The harsh reality of today's economic climate is that many people are just one job layoff or one serious medical emergency away from financial disaster. Unexpected financial needs always seem to happen at the worst possible moment and when people are the least prepared for them. For individuals who are literally living from paycheck to paycheck, one unplanned bill or other financial need can cause "just scraping by" to turn into a full-blown monetary crisis.
This is precisely why experts agree that having an emergency fund is absolutely critical to successfully navigate today's turbulent waters caused by rising consumer prices, high unemployment, and overall job insecurity. If you are like most American consumers, you probably use a credit card to pay for a car repair or to replace a broken water heater. However if your credit cards are completely maxed out, you may find that you have very few options when the next unplanned financial need occurs.
So let's discuss some practical things you can do to start building an emergency fund. The first thing to remember is that this is an actual emergency savings account. Money that you accumulate in this account is meant to be used strictly for emergencies not for a new flat screen TV or vacation getaway. It's perfectly fine to have a separate savings fund for special things you might want. But an emergency fund is for emergencies only.
Most financial experts suggest that six months worth of living expenses should be the minimum amount of cash funds to have in an emergency account. If you are a contractor or self-employed, it is recommended that you have at least twelve months worth of living expenses saved up. This may sound like an impossible task if you are living paycheck to paycheck, but it can be done. Here are some suggestions to help you get started:
- Know where your money is going. Go over all of your expenses- mortgage (or rent), car payments, insurance, utilities, food, etc. To determine what the amount should be in your emergency fund, take your total living expenses and multiply that number by 6 (for 6 months) or by however many months you want to plan for. Obviously, the more the better.
- Cut expenses. Once you figure out what you are spending every month, it's easier to see where you can make cuts. Start with something simple. Take your loose change every night and put it into a jar. It adds up! Eating out is nearly always more expensive than eating at home. Don't renew magazine or newspaper subscriptions. Almost every publication is available online at little or no cost.
- Put away your credit cards. Saving is much easier when you live on a "cash-only" basis. Studies have found that people are more cautious about making purchases when using cash to pay for them. Take the money you have been giving to the credit card companies and put it into your emergency fund.
- Set up an automatic payment. Check with your employer or bank to arrange for an automatic deduction from your paycheck to be deposited into your savings account (emergency fund). Many people find it easier to save when they never see the money in the first place. Start with 5% and then increase the amount when you are able to do more.

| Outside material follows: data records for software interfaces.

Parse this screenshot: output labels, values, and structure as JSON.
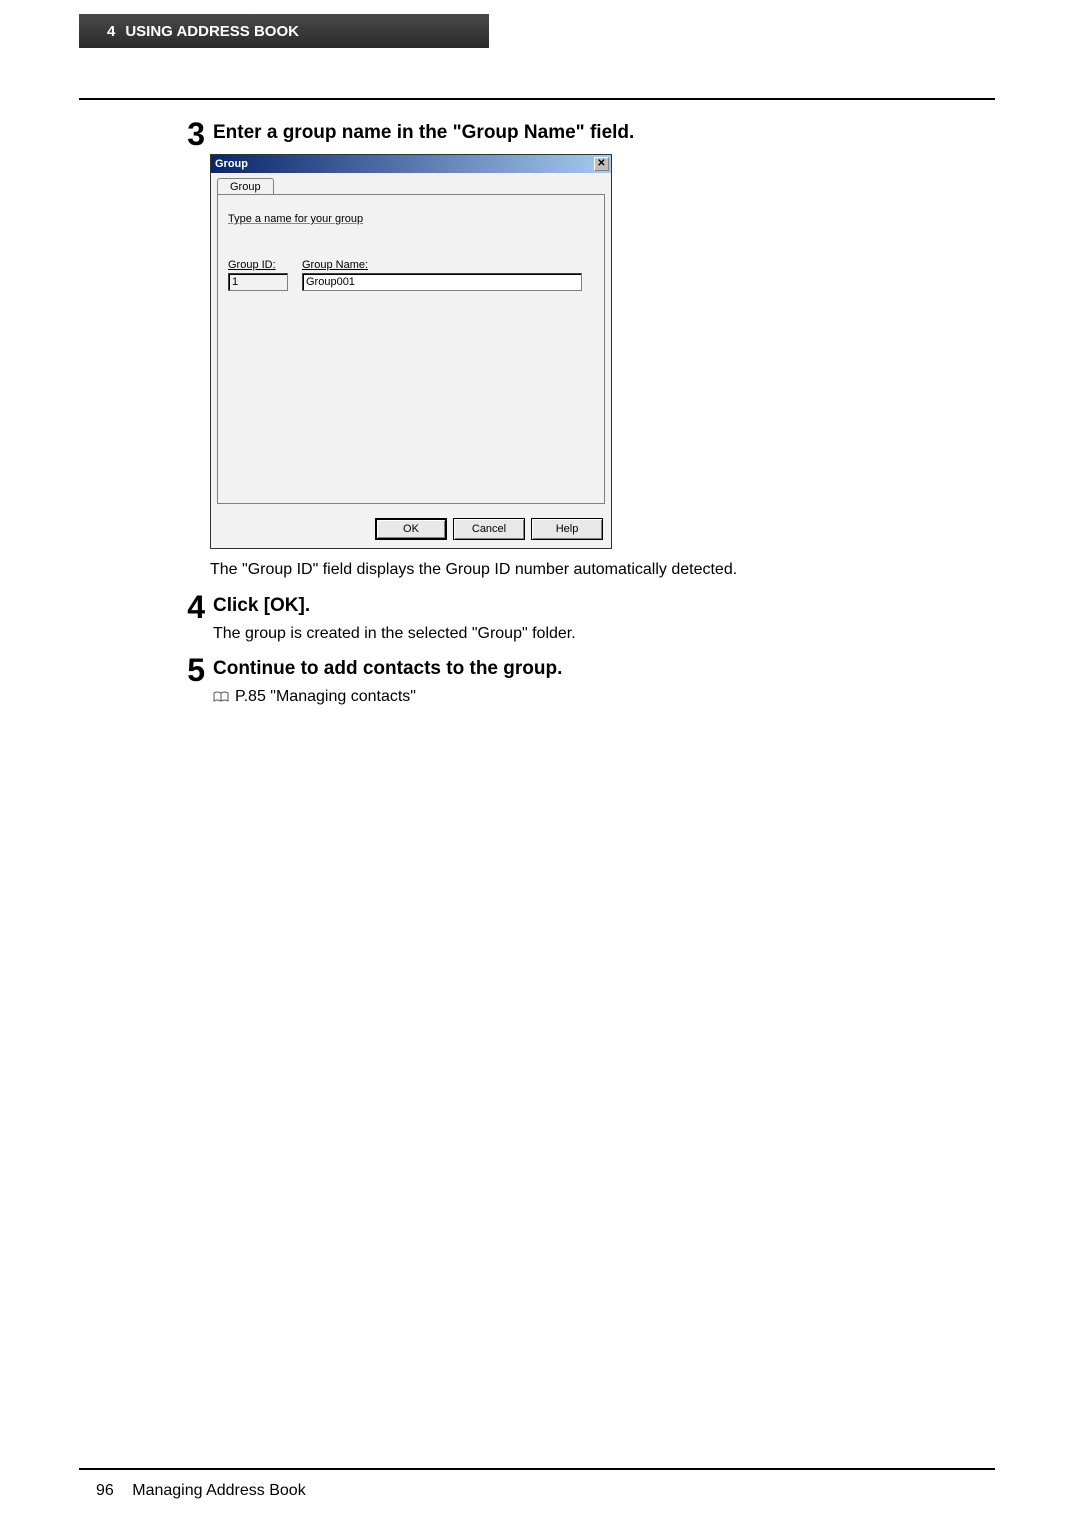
{
  "header": {
    "chapter_num": "4",
    "chapter_title": "USING ADDRESS BOOK"
  },
  "steps": [
    {
      "num": "3",
      "title": "Enter a group name in the \"Group Name\" field.",
      "after_text": "The \"Group ID\" field displays the Group ID number automatically detected."
    },
    {
      "num": "4",
      "title": "Click [OK].",
      "body": "The group is created in the selected \"Group\" folder."
    },
    {
      "num": "5",
      "title": "Continue to add contacts to the group.",
      "link_text": "P.85 \"Managing contacts\""
    }
  ],
  "dialog": {
    "title": "Group",
    "close_label": "✕",
    "tab_label": "Group",
    "hint": "Type a name for your group",
    "group_id_label": "Group ID:",
    "group_id_value": "1",
    "group_name_label": "Group Name:",
    "group_name_value": "Group001",
    "buttons": {
      "ok": "OK",
      "cancel": "Cancel",
      "help": "Help"
    }
  },
  "footer": {
    "page": "96",
    "section": "Managing Address Book"
  }
}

- Find the best interest rates. When you are just starting to save, you will probably want to have your money in a money market account. You won't earn much interest but your money will be safe and you will have access to it. Once you have two or three months worth of living expenses saved up, you can look into getting some type of CD (Certificate of Deposit) which has a higher interest rate.
- Don't touch your emergency fund. It's important to learn the difference between a "want" and a "need". Buying a new dress or purchasing the latest electronic gadget is not an emergency situation. Unless you literally have no food in the house or are about to be evicted from your residence, leave the emergency fund alone!
If you have never had control over your spending or been a saver, funding an emergency savings account can seem like an overwhelming task! But the rewards of being financially independent and properly prepared for life's unexpected calamities are well worth it. The most important step (and maybe the hardest) is just to start. You'll be glad you did.